In this April 23, 2009 news release, Human Rights Watch quoted Kamal al Jizouli as a prominent journalist for the Sudanese newspaper Ajras al-Huriya. However, al Jizouli is in fact a lawyer and a columnist for the newspaper, and so his title has been changed as such. (Arabic Correction)
The Arabic translation of the January 21, 2009 media statement, “Gaza Crisis: Regimes React with Routine Repression,” mistakenly stated that the Jordanian government “systematically” denies permission for demonstrations critical of Jordanian foreign policy, where the correct English version speaks of “routine” denials. We apologize for the mistake and have corrected the language in the Arabic version.
Furthermore, both the Iranian and Jordanian governments did allow many demonstrations against the war in Gaza to proceed. In Iran, the government allowed demonstrations nationwide to give voice to public outrage against Israeli actions in Gaza and support for the government’s rallying call for Palestinian rights. In Jordan, the government states that over 600 demonstrations against Israeli actions in Gaza took place. Nevertheless, at least one protest in Iran and two protests in Jordan met with police beatings and dispersal. (February 9, 2009 | Arabic Correction)
On August 21, 2008, Human Rights Watch reported a series of attacks with cluster munitions around four towns and villages in Georgia's Gori district. Human Rights Watch attributed all the strikes to Russian forces, but upon further investigation has concluded that the origin of the cluster munitions found on August 20 in two of the villages - Shindisi and Pkhvenisi - cannot yet be determined.
This April 16, 2008, news release was revised to correct a sentence that stated that nine Italian defendants are involved in the Milan prosecution. Instead, seven Italian defendants are involved, two had plea bargained.

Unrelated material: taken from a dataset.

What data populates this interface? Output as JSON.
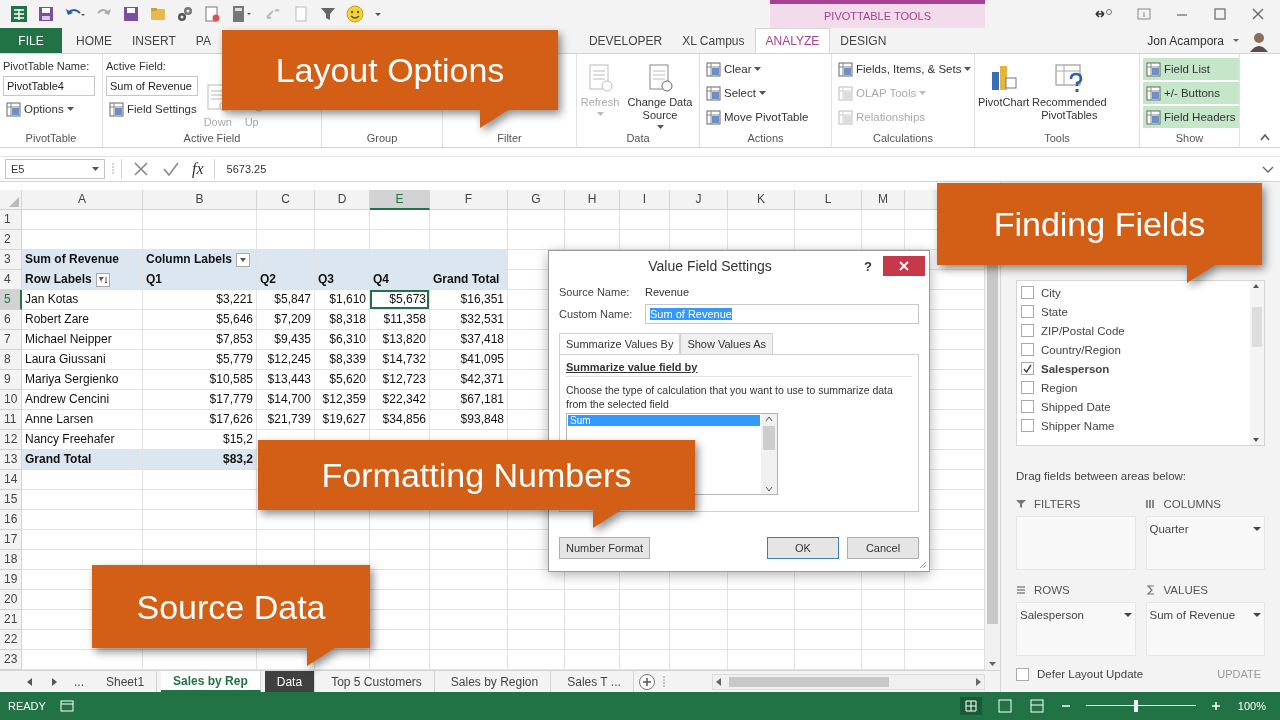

Subsequent to the release of this press release, Human Rights Watch received new information indicating that Dilmurod Muhiddinov may have not been amnestied and has not been released from prison. Human Rights Watch is currently trying to confirm Muhiddinov's status and will provide additional updates as appropriate.
Human Rights Watch also learned that Bahodir Mukhtarov was released from prison on November 17, 2007 and not on February 4, 2008 as reported. (February 7, 2008)
This August 22, 2007, press release was revised to remove a sentence that incorrectly stated that three members of the Myanmar Development Committee (MDC), including MDC leader Ko Htin Kyaw, were arrested on August 21, 2007, following MDC's call for nationwide protests against a major fuel price hike. Instead, Htin Kyaw went into hiding on that date. He was subsequently arrested in Rangoon, together with a second activist, on August 25, 2007, after a city-wide manhunt by authorities. (August 27, 2007)
In a media statement released on August 15, 2007, Human Rights Watch described the National Center for Human Rights as "government-controlled." The Jordanian government appoints the Center's board members and sets a budget for its running costs, but the Center's work has shown its commitment to the protection and promotion of human rights and independence from government control. It would be more appropriate to describe the Center as the "governmental National Center for Human Rights." We apologize for this inaccurate description. (September 6, 2007 | Arabic Correction)